The big difference for Millennials is the proportion of video watched via the likes of Netflix is twice as high as the national average -- 8.7% vs 4%. The same doubling is also seen with broadcaster VOD. It leads to a very simple conclusion: the younger you are the more likely you take catching up with shows when it suits you for granted. Us of a certain age still conform to the "appointment" to view far more readily than Millennials but, essentially, we're all doing the same thing. Millennials just take it for granted they can have their cake and eat it. They don't have to be in front of the tv at a set time to see a show. This is probably not just an attitude, but also a practical consideration for an age group that might well be students, flat sharers or those living at home who do not always have full control of the main set in their abode. Instead, they have become used to catching up when they can either on the main set or on a device.
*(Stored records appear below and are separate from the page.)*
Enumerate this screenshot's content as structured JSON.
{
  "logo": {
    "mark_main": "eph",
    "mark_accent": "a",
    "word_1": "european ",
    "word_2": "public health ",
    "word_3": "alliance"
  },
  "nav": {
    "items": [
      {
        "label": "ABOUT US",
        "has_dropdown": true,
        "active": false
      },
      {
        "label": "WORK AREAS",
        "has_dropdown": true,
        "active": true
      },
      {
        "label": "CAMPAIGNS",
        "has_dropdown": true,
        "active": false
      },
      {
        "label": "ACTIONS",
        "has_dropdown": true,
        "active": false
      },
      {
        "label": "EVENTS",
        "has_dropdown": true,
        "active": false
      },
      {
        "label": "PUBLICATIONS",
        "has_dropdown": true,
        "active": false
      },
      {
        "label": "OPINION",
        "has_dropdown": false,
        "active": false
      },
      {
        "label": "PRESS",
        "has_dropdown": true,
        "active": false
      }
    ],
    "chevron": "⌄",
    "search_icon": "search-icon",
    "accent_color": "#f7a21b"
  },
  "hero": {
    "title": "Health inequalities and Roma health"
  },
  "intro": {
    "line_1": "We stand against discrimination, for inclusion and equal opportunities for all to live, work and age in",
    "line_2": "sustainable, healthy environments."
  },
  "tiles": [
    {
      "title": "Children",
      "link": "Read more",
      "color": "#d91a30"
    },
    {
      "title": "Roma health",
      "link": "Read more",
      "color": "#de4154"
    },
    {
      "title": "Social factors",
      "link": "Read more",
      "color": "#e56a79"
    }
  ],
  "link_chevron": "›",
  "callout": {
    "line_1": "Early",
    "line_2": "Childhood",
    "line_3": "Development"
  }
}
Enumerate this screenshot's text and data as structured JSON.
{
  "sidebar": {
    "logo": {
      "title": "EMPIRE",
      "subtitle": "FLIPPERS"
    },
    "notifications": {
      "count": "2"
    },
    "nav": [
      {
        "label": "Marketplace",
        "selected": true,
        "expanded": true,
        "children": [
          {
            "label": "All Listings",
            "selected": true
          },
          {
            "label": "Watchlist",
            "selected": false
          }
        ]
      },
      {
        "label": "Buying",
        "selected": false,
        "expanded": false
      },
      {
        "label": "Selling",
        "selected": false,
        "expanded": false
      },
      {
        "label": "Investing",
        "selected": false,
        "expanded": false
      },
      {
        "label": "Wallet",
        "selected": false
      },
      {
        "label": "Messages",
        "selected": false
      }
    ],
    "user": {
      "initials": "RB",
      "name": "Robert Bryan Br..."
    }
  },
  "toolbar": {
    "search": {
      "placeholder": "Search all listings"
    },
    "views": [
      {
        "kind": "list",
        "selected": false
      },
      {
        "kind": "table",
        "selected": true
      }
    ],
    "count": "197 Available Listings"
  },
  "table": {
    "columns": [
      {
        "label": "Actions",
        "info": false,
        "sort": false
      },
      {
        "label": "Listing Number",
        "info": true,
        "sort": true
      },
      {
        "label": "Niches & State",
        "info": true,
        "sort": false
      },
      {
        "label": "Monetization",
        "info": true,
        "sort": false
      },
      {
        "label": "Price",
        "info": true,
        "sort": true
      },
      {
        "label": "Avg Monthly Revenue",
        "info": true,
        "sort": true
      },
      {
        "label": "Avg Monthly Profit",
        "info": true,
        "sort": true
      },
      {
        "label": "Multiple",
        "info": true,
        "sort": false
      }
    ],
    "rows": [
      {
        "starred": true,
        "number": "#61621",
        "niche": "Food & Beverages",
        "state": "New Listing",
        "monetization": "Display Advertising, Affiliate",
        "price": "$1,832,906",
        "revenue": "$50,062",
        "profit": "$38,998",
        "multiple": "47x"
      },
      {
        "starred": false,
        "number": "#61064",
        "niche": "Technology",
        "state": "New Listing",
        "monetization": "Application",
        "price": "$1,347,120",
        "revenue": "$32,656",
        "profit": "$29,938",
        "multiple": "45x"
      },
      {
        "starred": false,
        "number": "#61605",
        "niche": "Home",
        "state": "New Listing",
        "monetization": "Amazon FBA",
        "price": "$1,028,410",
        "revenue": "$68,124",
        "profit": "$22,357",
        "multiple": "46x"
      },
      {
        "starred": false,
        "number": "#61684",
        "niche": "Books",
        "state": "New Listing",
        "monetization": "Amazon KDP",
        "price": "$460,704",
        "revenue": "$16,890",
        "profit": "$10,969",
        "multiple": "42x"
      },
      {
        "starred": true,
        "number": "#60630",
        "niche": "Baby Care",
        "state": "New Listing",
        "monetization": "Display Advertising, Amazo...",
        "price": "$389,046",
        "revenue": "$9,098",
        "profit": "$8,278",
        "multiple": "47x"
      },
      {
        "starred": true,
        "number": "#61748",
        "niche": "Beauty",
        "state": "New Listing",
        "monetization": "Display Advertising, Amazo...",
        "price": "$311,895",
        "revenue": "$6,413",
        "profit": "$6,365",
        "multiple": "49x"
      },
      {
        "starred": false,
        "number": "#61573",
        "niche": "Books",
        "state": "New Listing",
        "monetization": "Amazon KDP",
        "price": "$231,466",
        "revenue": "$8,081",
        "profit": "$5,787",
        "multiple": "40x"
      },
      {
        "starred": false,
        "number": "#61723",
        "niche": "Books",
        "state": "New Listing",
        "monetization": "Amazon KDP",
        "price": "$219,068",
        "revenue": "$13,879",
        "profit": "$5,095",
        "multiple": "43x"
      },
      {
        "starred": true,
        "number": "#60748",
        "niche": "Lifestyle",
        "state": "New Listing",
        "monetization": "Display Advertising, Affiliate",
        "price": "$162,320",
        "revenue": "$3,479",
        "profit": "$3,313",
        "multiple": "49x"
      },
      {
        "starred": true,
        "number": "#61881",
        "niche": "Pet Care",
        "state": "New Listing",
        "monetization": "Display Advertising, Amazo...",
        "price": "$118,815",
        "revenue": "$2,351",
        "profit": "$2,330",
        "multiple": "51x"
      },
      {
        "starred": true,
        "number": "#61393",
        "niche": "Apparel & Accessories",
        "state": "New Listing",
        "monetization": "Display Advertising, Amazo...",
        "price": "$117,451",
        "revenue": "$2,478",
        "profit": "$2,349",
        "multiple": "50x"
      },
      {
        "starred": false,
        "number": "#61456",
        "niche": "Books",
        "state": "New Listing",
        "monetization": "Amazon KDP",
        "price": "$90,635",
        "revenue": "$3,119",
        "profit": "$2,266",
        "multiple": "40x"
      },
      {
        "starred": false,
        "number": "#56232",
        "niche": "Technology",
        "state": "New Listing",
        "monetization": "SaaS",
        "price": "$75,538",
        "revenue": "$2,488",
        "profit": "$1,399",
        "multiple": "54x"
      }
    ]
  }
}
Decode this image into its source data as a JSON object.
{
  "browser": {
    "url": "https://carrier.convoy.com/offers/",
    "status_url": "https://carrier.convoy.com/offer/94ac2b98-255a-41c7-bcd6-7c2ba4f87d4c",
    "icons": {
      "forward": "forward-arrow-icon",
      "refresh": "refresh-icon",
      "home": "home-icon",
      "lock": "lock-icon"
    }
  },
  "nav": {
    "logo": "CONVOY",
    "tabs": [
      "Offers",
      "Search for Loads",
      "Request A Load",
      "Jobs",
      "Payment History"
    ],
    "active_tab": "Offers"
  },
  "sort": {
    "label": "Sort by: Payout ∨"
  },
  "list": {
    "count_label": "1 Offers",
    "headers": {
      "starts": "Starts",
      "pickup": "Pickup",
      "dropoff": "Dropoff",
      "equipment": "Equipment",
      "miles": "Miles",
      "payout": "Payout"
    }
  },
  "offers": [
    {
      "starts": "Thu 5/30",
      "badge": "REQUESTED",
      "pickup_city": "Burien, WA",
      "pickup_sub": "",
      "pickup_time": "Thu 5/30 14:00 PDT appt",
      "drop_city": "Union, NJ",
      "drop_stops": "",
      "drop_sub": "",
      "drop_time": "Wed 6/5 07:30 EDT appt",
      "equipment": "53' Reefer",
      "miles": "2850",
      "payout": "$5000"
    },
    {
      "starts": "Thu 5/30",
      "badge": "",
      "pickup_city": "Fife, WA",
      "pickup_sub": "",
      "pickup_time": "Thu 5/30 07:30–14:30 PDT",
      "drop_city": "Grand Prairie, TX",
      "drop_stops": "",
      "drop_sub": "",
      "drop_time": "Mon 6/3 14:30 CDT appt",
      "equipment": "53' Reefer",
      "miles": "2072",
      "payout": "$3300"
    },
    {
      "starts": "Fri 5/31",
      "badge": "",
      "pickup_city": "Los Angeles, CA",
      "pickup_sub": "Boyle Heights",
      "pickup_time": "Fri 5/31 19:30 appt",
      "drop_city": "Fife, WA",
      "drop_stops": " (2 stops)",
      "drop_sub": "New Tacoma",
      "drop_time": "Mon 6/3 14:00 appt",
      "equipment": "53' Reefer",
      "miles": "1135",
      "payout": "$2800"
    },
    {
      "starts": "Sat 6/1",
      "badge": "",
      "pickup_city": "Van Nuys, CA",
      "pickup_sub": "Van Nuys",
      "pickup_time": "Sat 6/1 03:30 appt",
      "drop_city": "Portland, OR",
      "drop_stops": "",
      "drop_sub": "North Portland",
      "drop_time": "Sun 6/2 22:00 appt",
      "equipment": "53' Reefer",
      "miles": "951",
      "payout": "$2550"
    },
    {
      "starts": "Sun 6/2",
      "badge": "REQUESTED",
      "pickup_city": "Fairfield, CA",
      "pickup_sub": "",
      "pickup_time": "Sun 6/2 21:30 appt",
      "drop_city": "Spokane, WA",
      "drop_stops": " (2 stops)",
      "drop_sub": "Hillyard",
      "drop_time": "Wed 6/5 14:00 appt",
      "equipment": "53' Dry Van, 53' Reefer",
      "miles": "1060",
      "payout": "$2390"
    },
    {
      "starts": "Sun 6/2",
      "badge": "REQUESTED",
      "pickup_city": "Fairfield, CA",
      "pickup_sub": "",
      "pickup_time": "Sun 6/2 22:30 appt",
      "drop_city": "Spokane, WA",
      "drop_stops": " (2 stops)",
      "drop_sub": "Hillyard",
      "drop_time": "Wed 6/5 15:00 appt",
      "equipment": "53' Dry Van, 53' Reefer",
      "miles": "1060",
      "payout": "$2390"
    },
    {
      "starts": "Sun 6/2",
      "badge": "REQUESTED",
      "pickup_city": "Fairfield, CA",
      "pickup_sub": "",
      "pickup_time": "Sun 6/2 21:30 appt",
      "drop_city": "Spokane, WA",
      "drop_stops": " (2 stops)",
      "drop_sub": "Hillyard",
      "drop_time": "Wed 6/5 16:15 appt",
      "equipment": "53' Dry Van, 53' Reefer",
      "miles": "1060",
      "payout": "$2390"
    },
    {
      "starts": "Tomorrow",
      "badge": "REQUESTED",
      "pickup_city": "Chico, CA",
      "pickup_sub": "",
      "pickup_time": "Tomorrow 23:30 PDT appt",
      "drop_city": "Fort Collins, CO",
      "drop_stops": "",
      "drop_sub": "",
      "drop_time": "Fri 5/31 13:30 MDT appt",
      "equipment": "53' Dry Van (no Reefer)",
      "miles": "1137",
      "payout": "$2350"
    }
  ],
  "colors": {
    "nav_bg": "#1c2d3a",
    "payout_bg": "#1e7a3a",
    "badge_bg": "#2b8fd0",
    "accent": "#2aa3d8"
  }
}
So, if you look too hard at the figures you can go blind on the percentages as they tell you what you kind of suspected. Millennials are twice as likely as us of more advanced years to get video on Web sites and social media as well as a monthly subscription services, such as Netflix.
The big take out, though, is that we're all pretty much doing the same thing. Whether it's for two-thirds of a Millennial's time or three quarters of video consumption for the national average, the vast majority of our video consumption is spent watching the show we love either when the broadcaster says we should or when it suits us.
It would be tempting to say tv is king and it always has been but I'm wondering whether we need to acknowledge that it isn't a king in the way we have to tug our forelock as perhaps we once did. Rather, it's still master but it's also our servant. We pay attention to its timings and give it our attention but we also expect it to deliver what we want, when we want it on a device that suits us. The Depeche Mode song probably had it right, then -- it's more "master and servant" than king alone.